App and web page records:
--------

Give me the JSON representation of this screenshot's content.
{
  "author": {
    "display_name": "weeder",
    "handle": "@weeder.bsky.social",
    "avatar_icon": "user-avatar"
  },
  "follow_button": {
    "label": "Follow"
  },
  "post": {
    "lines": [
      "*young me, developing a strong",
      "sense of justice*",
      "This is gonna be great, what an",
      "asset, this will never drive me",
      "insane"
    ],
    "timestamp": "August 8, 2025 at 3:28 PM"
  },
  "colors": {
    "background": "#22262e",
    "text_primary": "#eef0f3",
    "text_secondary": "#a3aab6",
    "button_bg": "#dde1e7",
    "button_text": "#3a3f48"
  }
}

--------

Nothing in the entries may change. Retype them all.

Give me the JSON representation of this screenshot's content.
{
  "author": {
    "display_name": "weeder",
    "handle": "@weeder.bsky.social",
    "avatar_icon": "user-avatar"
  },
  "follow_button": {
    "label": "Follow"
  },
  "post": {
    "lines": [
      "*young me, developing a strong",
      "sense of justice*",
      "This is gonna be great, what an",
      "asset, this will never drive me",
      "insane"
    ],
    "timestamp": "August 8, 2025 at 3:28 PM"
  },
  "colors": {
    "background": "#22262e",
    "text_primary": "#eef0f3",
    "text_secondary": "#a3aab6",
    "button_bg": "#dde1e7",
    "button_text": "#3a3f48"
  }
}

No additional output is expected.